RECORDS Block Start

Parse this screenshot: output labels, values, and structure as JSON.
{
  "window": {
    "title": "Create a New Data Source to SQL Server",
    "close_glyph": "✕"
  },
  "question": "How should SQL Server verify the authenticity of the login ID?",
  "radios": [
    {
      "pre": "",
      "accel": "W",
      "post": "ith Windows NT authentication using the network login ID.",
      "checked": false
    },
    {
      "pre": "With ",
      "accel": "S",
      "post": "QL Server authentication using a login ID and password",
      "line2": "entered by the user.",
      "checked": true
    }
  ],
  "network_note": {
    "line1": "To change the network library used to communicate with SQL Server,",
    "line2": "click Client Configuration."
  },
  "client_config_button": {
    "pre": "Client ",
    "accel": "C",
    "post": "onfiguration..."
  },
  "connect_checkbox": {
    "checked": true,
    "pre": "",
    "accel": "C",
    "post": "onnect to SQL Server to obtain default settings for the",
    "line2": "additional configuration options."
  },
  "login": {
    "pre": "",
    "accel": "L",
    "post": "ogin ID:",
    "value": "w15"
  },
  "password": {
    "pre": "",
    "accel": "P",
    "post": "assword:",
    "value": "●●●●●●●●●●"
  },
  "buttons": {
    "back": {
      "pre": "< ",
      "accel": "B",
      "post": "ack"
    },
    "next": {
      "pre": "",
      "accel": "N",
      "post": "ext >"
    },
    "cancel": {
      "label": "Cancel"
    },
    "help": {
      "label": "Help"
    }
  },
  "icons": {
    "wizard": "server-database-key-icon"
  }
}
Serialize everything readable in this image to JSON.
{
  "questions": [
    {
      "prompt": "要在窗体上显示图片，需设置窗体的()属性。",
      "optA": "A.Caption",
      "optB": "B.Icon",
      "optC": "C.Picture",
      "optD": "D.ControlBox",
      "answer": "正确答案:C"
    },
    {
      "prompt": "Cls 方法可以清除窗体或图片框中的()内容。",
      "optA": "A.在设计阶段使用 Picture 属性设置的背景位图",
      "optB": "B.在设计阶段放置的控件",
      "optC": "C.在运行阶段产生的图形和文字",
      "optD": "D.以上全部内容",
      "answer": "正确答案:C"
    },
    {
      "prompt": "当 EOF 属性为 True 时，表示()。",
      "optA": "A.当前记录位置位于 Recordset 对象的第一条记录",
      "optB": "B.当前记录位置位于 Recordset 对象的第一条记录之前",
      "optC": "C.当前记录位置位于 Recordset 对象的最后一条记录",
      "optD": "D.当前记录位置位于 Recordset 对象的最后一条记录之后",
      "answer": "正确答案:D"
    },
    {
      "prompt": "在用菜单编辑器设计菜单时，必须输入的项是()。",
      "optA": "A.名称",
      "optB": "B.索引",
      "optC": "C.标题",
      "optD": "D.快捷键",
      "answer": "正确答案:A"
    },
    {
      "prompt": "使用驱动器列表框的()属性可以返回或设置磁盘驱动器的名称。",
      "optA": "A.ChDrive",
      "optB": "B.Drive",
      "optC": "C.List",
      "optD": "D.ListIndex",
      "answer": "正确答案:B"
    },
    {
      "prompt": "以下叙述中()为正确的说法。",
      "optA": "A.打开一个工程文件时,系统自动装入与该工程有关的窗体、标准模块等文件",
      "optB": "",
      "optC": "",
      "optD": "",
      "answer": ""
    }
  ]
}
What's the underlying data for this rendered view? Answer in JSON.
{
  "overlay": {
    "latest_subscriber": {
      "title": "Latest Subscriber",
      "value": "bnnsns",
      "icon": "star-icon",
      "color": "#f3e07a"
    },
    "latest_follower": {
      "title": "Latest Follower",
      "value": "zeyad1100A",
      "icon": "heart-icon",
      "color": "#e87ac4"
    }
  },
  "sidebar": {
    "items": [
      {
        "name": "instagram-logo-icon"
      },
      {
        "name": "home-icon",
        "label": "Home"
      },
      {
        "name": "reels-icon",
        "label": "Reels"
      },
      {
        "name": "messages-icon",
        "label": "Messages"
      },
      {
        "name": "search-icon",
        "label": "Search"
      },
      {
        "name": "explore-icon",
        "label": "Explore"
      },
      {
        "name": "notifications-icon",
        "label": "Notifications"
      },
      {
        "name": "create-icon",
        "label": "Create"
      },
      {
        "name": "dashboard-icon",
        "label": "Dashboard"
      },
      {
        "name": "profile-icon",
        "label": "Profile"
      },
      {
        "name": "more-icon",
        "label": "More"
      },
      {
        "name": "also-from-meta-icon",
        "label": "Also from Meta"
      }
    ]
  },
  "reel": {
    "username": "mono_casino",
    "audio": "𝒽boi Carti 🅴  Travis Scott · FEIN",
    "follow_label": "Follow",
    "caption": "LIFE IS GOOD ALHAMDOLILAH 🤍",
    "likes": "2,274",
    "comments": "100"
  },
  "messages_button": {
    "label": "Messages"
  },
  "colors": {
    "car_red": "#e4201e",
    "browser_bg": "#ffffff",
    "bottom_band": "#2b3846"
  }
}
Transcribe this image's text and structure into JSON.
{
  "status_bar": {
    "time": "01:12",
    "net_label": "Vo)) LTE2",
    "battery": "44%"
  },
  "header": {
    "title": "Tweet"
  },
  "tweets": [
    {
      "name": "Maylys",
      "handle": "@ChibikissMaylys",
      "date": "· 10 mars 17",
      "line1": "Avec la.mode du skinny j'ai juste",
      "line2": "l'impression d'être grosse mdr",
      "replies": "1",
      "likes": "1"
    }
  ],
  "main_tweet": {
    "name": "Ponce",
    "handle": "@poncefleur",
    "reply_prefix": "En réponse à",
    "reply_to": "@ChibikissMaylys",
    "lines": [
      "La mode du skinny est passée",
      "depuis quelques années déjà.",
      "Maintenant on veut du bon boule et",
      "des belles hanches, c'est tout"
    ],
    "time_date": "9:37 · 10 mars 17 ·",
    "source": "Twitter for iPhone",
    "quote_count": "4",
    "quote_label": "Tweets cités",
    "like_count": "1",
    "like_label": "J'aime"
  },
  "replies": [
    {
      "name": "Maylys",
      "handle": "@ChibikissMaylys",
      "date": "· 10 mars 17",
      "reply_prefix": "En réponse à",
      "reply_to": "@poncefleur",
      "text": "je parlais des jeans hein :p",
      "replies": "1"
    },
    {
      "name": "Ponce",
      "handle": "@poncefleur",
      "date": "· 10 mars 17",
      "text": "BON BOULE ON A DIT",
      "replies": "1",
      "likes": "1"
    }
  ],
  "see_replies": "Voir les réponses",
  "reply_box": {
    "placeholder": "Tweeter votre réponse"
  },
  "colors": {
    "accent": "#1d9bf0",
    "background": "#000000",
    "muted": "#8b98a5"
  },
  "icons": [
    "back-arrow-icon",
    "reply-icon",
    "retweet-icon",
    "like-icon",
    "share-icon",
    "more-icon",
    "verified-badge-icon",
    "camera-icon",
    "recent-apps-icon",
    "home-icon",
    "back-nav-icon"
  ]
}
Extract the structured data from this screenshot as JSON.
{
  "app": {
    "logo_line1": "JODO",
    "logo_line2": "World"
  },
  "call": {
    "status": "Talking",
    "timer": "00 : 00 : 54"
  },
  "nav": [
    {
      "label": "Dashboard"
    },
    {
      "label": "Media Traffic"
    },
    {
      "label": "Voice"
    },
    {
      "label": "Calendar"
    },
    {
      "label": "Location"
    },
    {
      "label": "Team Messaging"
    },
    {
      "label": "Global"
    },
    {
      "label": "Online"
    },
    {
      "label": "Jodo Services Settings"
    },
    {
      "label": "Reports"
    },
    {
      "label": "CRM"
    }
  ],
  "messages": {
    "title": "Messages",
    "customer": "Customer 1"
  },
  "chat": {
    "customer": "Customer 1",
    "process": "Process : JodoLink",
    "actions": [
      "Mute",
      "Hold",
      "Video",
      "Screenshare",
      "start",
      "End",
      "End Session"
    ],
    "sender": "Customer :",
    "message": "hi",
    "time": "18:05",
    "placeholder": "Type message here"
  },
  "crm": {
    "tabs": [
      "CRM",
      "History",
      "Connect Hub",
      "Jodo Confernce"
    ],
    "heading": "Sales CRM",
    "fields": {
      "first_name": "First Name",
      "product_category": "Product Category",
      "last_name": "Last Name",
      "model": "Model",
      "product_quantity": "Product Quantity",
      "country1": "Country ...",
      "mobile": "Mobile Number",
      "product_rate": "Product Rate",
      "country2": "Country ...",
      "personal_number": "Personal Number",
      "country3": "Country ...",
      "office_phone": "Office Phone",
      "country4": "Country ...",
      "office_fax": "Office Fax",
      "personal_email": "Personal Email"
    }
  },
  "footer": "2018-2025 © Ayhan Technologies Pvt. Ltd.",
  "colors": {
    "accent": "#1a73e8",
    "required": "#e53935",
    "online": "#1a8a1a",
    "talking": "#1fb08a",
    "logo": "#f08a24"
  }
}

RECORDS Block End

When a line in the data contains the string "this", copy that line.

*RESPONSE BOX*
Parse this screenshot: output labels, values, and structure as JSON.
Serialize everything readable in this image to JSON.
What's the underlying data for this rendered view? Answer in JSON.
Transcribe this image's text and structure into JSON.
Extract the structured data from this screenshot as JSON.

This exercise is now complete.